A more rustic option is this solid oak Buck Stove Prestige Mantel. This particular model is designed for a specific gas stove fireplace.
Dimplex Wedgewood Grey Electric Fireplace Mantel Surround
We know narrowing down the wide range of mantel options isn't easy. Here are some recommendations for top manufacturers of fireplace mantels. These companies have a reputation for quality and offer a selection of mantels in various styles and materials.
Pearl Mantels has been manufacturing mantels for over two decades. The Founder, Jim Pearl, recognized that fireplace mantels were the heart of the room and successfully built a company dedicated to quality and craftsmanship. They offer several styles of mantels in a variety of materials from wood to MDF to non-combustibles.
Omega Stone Mantels - Omega mantels specialize in pre-cast and custom made cast stone. Their artisans use a hundred-year-old technique to handcraft the mantels with exceptional quality and attention to detail.
Dimplex - Dimplex is the leading manufacturer of electric heating and they offer a wide range of mantels for electric fireplaces. We recommend buying Dimplex products from an authorized dealer to get the full benefit of the customer support and warranties.
Napoleon - Napoleon is a well-respected name in the fireplace industry. They offer several mantel kits and surrounds designed to complement their fireplace models.
How to Install a Fireplace Mantel
Installing a fireplace mantel requires at least two people. We recommend hiring a professional to install stone mantels.
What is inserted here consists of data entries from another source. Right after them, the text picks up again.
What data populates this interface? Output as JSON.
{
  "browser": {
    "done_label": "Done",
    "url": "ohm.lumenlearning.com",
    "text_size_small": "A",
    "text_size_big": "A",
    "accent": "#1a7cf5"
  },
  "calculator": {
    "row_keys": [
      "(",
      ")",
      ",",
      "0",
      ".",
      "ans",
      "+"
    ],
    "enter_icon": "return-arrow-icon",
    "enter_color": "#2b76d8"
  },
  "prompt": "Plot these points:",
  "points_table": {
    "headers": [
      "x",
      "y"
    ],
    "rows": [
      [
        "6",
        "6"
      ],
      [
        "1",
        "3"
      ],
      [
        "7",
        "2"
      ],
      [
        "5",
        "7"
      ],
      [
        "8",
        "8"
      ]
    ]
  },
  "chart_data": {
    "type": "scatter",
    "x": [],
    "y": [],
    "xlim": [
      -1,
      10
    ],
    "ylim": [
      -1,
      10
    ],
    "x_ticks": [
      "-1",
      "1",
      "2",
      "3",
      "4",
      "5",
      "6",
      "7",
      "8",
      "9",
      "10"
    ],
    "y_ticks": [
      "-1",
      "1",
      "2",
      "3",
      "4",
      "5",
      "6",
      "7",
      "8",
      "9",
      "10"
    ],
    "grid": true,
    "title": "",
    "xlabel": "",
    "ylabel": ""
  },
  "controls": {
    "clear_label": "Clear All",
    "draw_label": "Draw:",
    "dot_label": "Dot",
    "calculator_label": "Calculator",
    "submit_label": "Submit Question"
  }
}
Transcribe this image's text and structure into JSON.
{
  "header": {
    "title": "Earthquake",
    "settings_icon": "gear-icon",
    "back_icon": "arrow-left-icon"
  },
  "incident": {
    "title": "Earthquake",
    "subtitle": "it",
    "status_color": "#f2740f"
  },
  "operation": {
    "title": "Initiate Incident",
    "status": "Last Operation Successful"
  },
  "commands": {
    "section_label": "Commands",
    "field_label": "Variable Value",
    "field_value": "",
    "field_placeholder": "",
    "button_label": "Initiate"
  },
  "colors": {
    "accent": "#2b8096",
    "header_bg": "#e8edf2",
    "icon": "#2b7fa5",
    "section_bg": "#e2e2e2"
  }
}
Wood and MDF mantel surrounds are relatively straightforward to assemble and install. Start by reading the instructions and check that you have all the necessary components.
Installation may vary depending on your mantel.
Installing your fireplace mantel in 5 easy steps
How Will My Mantel Ship?
Basic wooden mantels often ship via parcel post since they can be disassembled and shipped flat. Larger wood cabinet models or stone models will ship via LTL freight due to the extra size and weight. Always inspect the mantel for any damages before signing off on a delivery.
Pearl Mantels shelf on stone fireplace
Mantels should be much more than just an afterthought for your fireplace. They act as a key feature in the room and highlight the fireplace and hearth as the focal point and anchor. Mantels are also a fun way to express your personal style and add a custom touch.
The main thing to keep in mind is to measure carefully and follow all of the guidelines for maintaining proper clearances. After you know the size and restrictions you are dealing with, you are free to explore the vast selection of style and finish options.
The overall width and facing of your fireplace should first be measured, then you will need to verify if there is a minimum required distance to an overhead mantel shelf or adjacent mantel legs. Once those clearances are established, a surround that meets or exceeds those clearances can be selected. The actual amount of space between the fireplace and the surround is largely personal preference. Some customers prefer a surround that is very close fitting, while others prefer more space for a tile, stone, or marble veneer.